When considering a motion to dismiss a complaint for failure to state a claim upon which relief can be granted pursuant to Fed. R. Civ. P. 12(b)(6), a court must accept all well-pleaded allegations in the complaint as true and view them in the light most favorable to the plaintiff. Evancho v. Fisher, 423 F.3d 347, 351 (3d Cir. 2005). It is well settled that a pleading is sufficient if it contains "a short and plain statement of the claim showing that the pleader is entitled to relief." Fed. R. Civ. P. 8(a)(2). Under the liberal federal pleading rules, it is not necessary to plead evidence, and it is not necessary to plead all the facts that serve as a basis for the claim.
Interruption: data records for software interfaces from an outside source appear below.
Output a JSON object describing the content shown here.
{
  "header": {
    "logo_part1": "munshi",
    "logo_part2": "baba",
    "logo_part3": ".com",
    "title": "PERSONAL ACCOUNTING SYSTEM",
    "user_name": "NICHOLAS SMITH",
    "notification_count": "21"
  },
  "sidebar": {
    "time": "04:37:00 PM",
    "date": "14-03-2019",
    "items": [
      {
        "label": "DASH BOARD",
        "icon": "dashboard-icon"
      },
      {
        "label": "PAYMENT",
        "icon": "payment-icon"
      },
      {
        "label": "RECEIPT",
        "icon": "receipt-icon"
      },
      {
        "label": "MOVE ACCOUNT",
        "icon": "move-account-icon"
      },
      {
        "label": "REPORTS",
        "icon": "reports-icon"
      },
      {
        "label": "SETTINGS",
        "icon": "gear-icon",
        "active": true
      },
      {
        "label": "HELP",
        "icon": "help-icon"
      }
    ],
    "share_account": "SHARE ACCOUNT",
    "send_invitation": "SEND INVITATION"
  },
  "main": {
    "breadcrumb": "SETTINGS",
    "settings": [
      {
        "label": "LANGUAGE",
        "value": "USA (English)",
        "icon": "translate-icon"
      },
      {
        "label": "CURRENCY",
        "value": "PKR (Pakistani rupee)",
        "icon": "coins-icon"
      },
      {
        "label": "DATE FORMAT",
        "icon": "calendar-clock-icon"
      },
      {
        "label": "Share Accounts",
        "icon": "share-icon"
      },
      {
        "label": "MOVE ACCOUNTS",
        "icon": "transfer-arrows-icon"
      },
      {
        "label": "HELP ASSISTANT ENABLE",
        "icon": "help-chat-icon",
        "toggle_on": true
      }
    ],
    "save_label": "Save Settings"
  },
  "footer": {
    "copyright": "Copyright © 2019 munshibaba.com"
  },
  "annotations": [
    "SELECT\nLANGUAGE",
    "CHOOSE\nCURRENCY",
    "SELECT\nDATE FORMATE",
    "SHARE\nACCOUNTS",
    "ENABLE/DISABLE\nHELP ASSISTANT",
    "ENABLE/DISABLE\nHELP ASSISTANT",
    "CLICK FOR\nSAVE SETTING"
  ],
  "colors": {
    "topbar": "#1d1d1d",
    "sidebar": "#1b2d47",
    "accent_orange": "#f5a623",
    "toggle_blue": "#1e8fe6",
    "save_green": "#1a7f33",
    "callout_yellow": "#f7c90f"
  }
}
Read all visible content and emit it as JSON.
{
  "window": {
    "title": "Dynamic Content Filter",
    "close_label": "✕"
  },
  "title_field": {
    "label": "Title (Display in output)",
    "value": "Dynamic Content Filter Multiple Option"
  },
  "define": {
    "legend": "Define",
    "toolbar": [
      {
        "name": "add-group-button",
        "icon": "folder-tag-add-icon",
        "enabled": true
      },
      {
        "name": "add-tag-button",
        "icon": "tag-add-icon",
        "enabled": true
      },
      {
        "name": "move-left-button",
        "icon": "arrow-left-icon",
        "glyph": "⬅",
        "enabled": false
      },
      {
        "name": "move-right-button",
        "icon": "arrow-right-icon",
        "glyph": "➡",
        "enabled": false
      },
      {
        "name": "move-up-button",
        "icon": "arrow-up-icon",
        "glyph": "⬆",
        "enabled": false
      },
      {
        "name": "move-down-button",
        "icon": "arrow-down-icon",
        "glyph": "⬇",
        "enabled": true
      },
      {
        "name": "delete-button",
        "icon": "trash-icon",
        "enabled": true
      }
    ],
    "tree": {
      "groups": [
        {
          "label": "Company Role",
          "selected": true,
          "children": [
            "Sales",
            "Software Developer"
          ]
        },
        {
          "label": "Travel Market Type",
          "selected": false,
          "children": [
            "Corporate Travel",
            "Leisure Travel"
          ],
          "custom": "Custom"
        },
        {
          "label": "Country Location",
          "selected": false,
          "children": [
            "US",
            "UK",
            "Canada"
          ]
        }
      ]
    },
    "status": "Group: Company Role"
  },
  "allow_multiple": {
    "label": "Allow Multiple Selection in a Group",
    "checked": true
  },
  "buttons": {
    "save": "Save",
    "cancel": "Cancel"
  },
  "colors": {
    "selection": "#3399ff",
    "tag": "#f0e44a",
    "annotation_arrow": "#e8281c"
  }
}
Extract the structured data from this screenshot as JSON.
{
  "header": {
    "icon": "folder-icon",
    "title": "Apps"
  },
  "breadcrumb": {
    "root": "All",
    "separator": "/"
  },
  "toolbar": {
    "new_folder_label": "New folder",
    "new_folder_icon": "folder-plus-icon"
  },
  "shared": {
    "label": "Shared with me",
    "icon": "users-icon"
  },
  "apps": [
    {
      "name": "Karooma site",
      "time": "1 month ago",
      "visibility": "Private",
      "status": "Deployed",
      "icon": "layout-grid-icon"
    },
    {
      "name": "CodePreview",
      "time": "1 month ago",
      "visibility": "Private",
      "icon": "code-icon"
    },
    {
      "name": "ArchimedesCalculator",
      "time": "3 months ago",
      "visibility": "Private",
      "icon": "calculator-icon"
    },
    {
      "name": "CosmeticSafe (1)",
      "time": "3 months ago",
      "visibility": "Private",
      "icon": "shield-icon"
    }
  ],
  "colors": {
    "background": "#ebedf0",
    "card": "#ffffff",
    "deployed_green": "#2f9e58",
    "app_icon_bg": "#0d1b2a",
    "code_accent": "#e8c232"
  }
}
Bogosian v. Gulf Oil Corp., 562 F.2d 434, 446 (3d Cir. 1977). However, "[a]lthough the Federal Rules of Civil Procedure do not require a claimant to set forth an intricately detailed description of the asserted basis for relief, they do require that the pleadings give defendant fair notice of what the plaintiff's claim is and the grounds upon which it rests." Baldwin County Welcome Ctr. v. Brown, 466 U.S. 147, 149-50 n.3 (1984) (quotation and citation omitted).

A district court, in weighing a motion to dismiss, asks "'not whether a plaintiff will ultimately prevail but whether the claimant is entitled to offer evidence to support the claim.'" Bell Atlantic v. Twombly, 127 S.Ct. 1955, 1969 n.8 (2007) (quoting Scheuer v. Rhoades, 416 U.S. 232, 236 (1974)). A court need not credit either "bald assertions" or "legal conclusions" in a complaint when deciding a motion to dismiss. In re Burlington Coat Factory Sec. Litig., 114 F.3d 1410, 1429-30 (3d Cir. 1997). The defendant bears the burden of showing that no claim has been presented. Hedges v. U.S., 404 F.3d 744, 750 (3d Cir. 2005) (citing Kehr Packages, Inc. v. Fidelcor, Inc., 926 F.2d 1406, 1409 (3d Cir. 1991)).

A court in reviewing a Rule 12(b)(6) motion must only consider the facts alleged in the pleadings, the documents attached thereto as exhibits, and matters of judicial notice. Southern Cross Overseas Agencies, Inc. v. Kwong Shipping Group Ltd., 181 F.3d 410, 426 (3d Cir. 1999). A court may consider, however, "an undisputedly authentic document that a defendant attaches as an exhibit to a motion to dismiss if the plaintiff's claims are based on the document." Pension Benefit Guar. Corp. v. White Consol. Indus., Inc., 998 F.2d 1192, 1196 (3d Cir. 1993). If any other matters outside the pleadings are presented to the court, and the court does not exclude those matters, a Rule 12(b)(6) motion will be treated as a summary judgment motion pursuant to Rule 56. Fed. R. Civ. P. 12(b).

B. Plaintiffs' Claims Against Individual Defendants

Defendants argue that Plaintiffs' claims against the teachers and school administrators should be dismissed because individuals cannot be held liable under Section 504 of the Rehabilitation Act or the ADA.

1. Section 504 of the Rehabilitation Act

Section 504 provides, in ...

Buy This Entire Record For $7.95

Download the entire decision to receive the complete text, official citation,
docket number, dissents and concurrences, and footnotes for this case.

Learn more about what you receive with purchase of this case.